How beautiful to be thus haunted on this November 12, which in eternal time is Jamie Allan’s last full day alive. I’ll have more to say about Pickard’s work in my next post (his previous book, The Dark Months of May, is luminous). Aside from the sheer pleasure of Ballad of Jamie Allan (pleasures narrative, lyrical, metrical and even meteorological), I’m intrigued by Pickard’s solutions to the stormy marriage of lyric and information. And I’m dizzied by the implications of these Border-wanderings, which critique the notion of accumulation—of wealth most obviously, but also the type of accumulation poets think beyond critique: the accumulation of acclaim, approbation, intellectual property, words themselves. After all, we have no works directly attributed to Jamie Allan. But through Tom Pickard—that is, through another poet’s sympathy—his legendary pipes pique our imagination still.

Comments (6)

  • On November 12, 2007 at 12:30 pm Don Share wrote:

    Thank you for this, Ange! One of the best readings I ever hosted or even went to was by Tom Pickard – as it happens, he read quite a bit from both The Ballad of Jamie Allan and The Dark Months of May – we recorded it, along with a separate studio version, and I play it back constantly. You can really hear the ballad form spring to life in his beautiful voice.
    Readers of Harriet might like to know that there’s a DVD out of a live performance of The Ballad of Jamie Allan: a Folk Opera with Tom’s libretto and music by John Harle, directed by Simon Clugston, John Harle and the cast, choreographed by Micha Bergese, and featuring a video and photographic montage by Tom Pickard.

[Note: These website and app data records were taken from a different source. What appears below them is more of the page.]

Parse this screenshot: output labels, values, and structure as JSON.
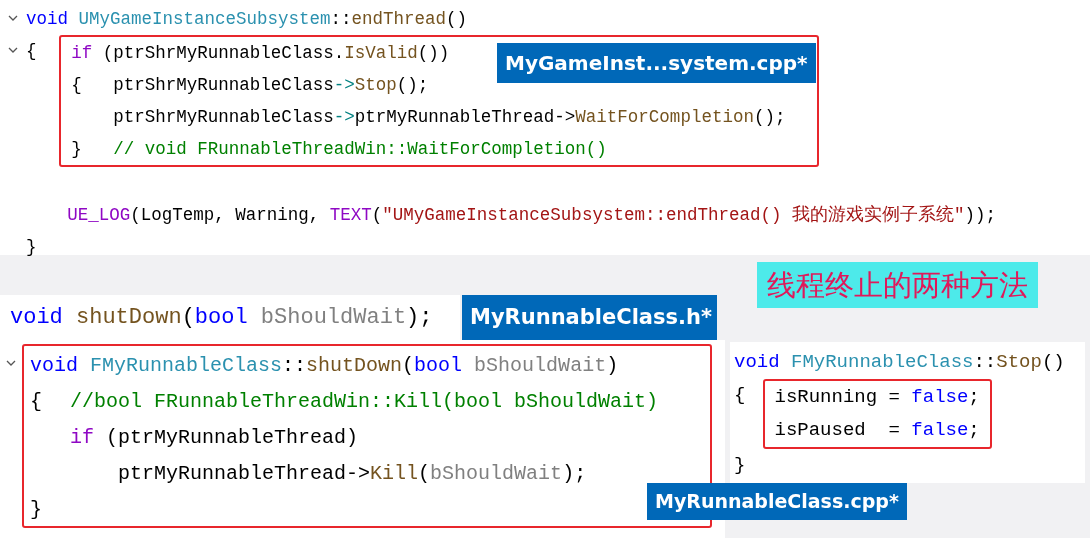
{
  "top_panel": {
    "file_tab": "MyGameInst...system.cpp*",
    "framed": false,
    "head_expanded": true,
    "lead_expanded": true,
    "head": [
      {
        "kind": "kw",
        "text": "void "
      },
      {
        "kind": "cls",
        "text": "UMyGameInstanceSubsystem"
      },
      {
        "kind": "plain",
        "text": "::"
      },
      {
        "kind": "fn",
        "text": "endThread"
      },
      {
        "kind": "plain",
        "text": "()"
      }
    ],
    "lead": "{",
    "groups": [
      {
        "framed": true,
        "lines": [
          [
            {
              "kind": "ctl",
              "text": "if"
            },
            {
              "kind": "plain",
              "text": " (ptrShrMyRunnableClass."
            },
            {
              "kind": "fn",
              "text": "IsValid"
            },
            {
              "kind": "plain",
              "text": "())"
            }
          ],
          [
            {
              "kind": "plain",
              "text": "{   ptrShrMyRunnableClass"
            },
            {
              "kind": "op",
              "text": "->"
            },
            {
              "kind": "fn",
              "text": "Stop"
            },
            {
              "kind": "plain",
              "text": "();"
            }
          ],
          [
            {
              "kind": "plain",
              "text": "    ptrShrMyRunnableClass"
            },
            {
              "kind": "op",
              "text": "->"
            },
            {
              "kind": "plain",
              "text": "ptrMyRunnableThread->"
            },
            {
              "kind": "fn",
              "text": "WaitForCompletion"
            },
            {
              "kind": "plain",
              "text": "();"
            }
          ],
          [
            {
              "kind": "plain",
              "text": "}   "
            },
            {
              "kind": "cmt",
              "text": "// void FRunnableThreadWin::WaitForCompletion()"
            }
          ]
        ]
      },
      {
        "framed": false,
        "lines": [
          [
            {
              "kind": "ctl",
              "text": "UE_LOG"
            },
            {
              "kind": "plain",
              "text": "(LogTemp, Warning, "
            },
            {
              "kind": "ctl",
              "text": "TEXT"
            },
            {
              "kind": "plain",
              "text": "("
            },
            {
              "kind": "str",
              "text": "\"UMyGameInstanceSubsystem::endThread() 我的游戏实例子系统\""
            },
            {
              "kind": "plain",
              "text": "));"
            }
          ]
        ]
      }
    ],
    "close": "}"
  },
  "title_label": "线程终止的两种方法",
  "declaration": {
    "file_tab": "MyRunnableClass.h*",
    "tokens": [
      {
        "kind": "kw",
        "text": "void "
      },
      {
        "kind": "fn",
        "text": "shutDown"
      },
      {
        "kind": "plain",
        "text": "("
      },
      {
        "kind": "kw",
        "text": "bool "
      },
      {
        "kind": "param",
        "text": "bShouldWait"
      },
      {
        "kind": "plain",
        "text": ");"
      }
    ]
  },
  "left_panel": {
    "file_tab": "MyRunnableClass.cpp*",
    "framed": true,
    "head_expanded": true,
    "head": [
      {
        "kind": "kw",
        "text": "void "
      },
      {
        "kind": "cls",
        "text": "FMyRunnableClass"
      },
      {
        "kind": "plain",
        "text": "::"
      },
      {
        "kind": "fn",
        "text": "shutDown"
      },
      {
        "kind": "plain",
        "text": "("
      },
      {
        "kind": "kw",
        "text": "bool "
      },
      {
        "kind": "param",
        "text": "bShouldWait"
      },
      {
        "kind": "plain",
        "text": ")"
      }
    ],
    "lead": "{",
    "groups": [
      {
        "framed": false,
        "lines": [
          [
            {
              "kind": "cmt",
              "text": "//bool FRunnableThreadWin::Kill(bool bShouldWait)"
            }
          ],
          [
            {
              "kind": "ctl",
              "text": "if"
            },
            {
              "kind": "plain",
              "text": " (ptrMyRunnableThread)"
            }
          ],
          [
            {
              "kind": "plain",
              "text": "    ptrMyRunnableThread->"
            },
            {
              "kind": "fn",
              "text": "Kill"
            },
            {
              "kind": "plain",
              "text": "("
            },
            {
              "kind": "param",
              "text": "bShouldWait"
            },
            {
              "kind": "plain",
              "text": ");"
            }
          ]
        ]
      }
    ],
    "close": "}"
  },
  "right_panel": {
    "framed": false,
    "head": [
      {
        "kind": "kw",
        "text": "void "
      },
      {
        "kind": "cls",
        "text": "FMyRunnableClass"
      },
      {
        "kind": "plain",
        "text": "::"
      },
      {
        "kind": "fn",
        "text": "Stop"
      },
      {
        "kind": "plain",
        "text": "()"
      }
    ],
    "lead": "{",
    "groups": [
      {
        "framed": true,
        "lines": [
          [
            {
              "kind": "plain",
              "text": "isRunning = "
            },
            {
              "kind": "kw",
              "text": "false"
            },
            {
              "kind": "plain",
              "text": ";"
            }
          ],
          [
            {
              "kind": "plain",
              "text": "isPaused  = "
            },
            {
              "kind": "kw",
              "text": "false"
            },
            {
              "kind": "plain",
              "text": ";"
            }
          ]
        ]
      }
    ],
    "close": "}"
  }
}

  • On November 12, 2007 at 12:36 pm Steve wrote:

    That sounds worth more than a look! I know Pickard as Bunting’s inspiration more than I know him as a poet in his own right, though I have spent some time with Pickard’s earlier selected (also from Flood). It sounds like he’s writing his best poetry right now.
    I wonder whether and to what extent “Hawthorn” incorporates lines from traditional songs, or whether it’s simply a really well-done pastiche? There’s only one line (“I thought that it was snowing”) that would sound out of place in, say, Child.

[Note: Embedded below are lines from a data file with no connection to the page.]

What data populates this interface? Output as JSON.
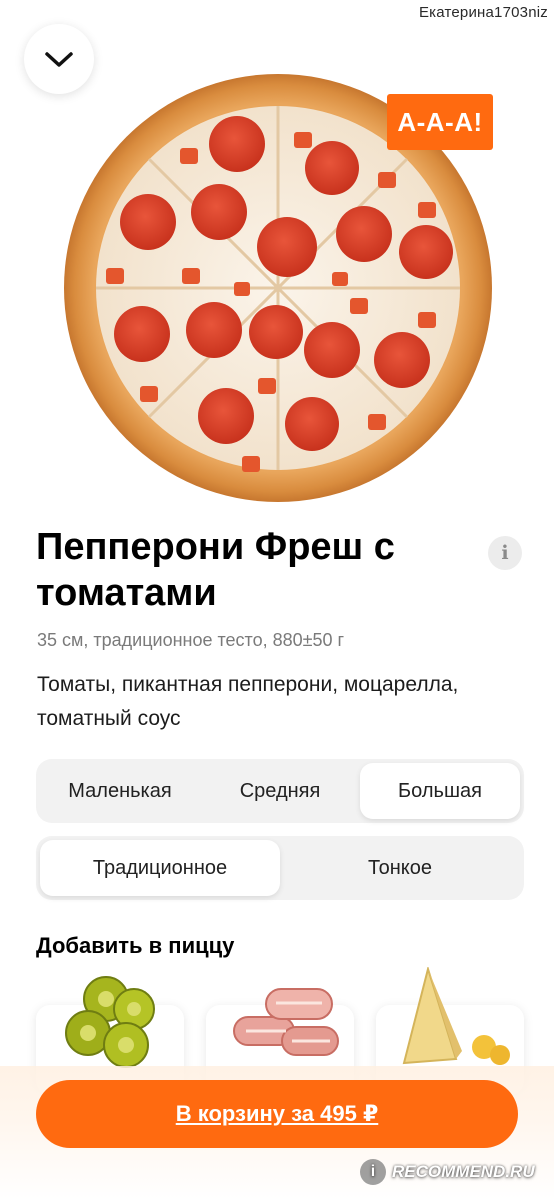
{
  "watermark_user": "Екатерина1703niz",
  "promo_badge": "А-А-А!",
  "product": {
    "title": "Пепперони Фреш с томатами",
    "meta": "35 см, традиционное тесто, 880±50 г",
    "description": "Томаты, пикантная пепперони, моцарелла, томатный соус"
  },
  "size_options": [
    "Маленькая",
    "Средняя",
    "Большая"
  ],
  "size_selected": "Большая",
  "dough_options": [
    "Традиционное",
    "Тонкое"
  ],
  "dough_selected": "Традиционное",
  "toppings_section": {
    "title": "Добавить в пиццу"
  },
  "cart_button": {
    "label": "В корзину за 495 ₽"
  },
  "watermark_site": "RECOMMEND.RU",
  "colors": {
    "accent": "#ff6a10",
    "segment_bg": "#f2f2f2"
  },
  "icons": {
    "close": "chevron-down-icon",
    "info": "info-icon"
  }
}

  • On November 12, 2007 at 2:52 pm Ange wrote:

    A DVD, perfect! I’ve got to get my hands on it.
    Steve, I’m not sure what constitutes pastiche in this context! There was no sense of Pickard being a tourist of this material, especially as — I forgot to mention this in the body of my post — he’s lived his whole life in Jamie Allan country. Those rhythms and that imagery seem ingrained.

  • On November 12, 2007 at 8:17 pm Steve wrote:

    Pastiche doesn’t mean fake, it just means imitation– I didn’t mean to imply a value judgment, just a question about use of sources, and yes, Pickard has lived his whole life there. It’s not the same thing for Pickard to write his own ballad as to transcribe one and put it into his poem– but the ballad isn’t worse if he wrote it.

  • On November 15, 2007 at 2:09 pm Don Share wrote:

    It’d be interesting to compare Tom Pickard’s balladry with that of Helen Adam, just collected and republished in A Helen Adam Reader. For those who’ve not heard of her, Charles Bernstein characterizes Adam as “the most exuberantly anachronistic of second wave modernist poets.”

  • On November 15, 2007 at 9:52 pm Ange wrote:

    Don, I didn’t know there’s a new Helen Adam book out. But she did occur to me as I was thinking about balladry, which is such a simple solution to the problem of “information” and free verse.

Posted in Uncategorized on Monday, November 12th, 2007 by Ange Mlinko.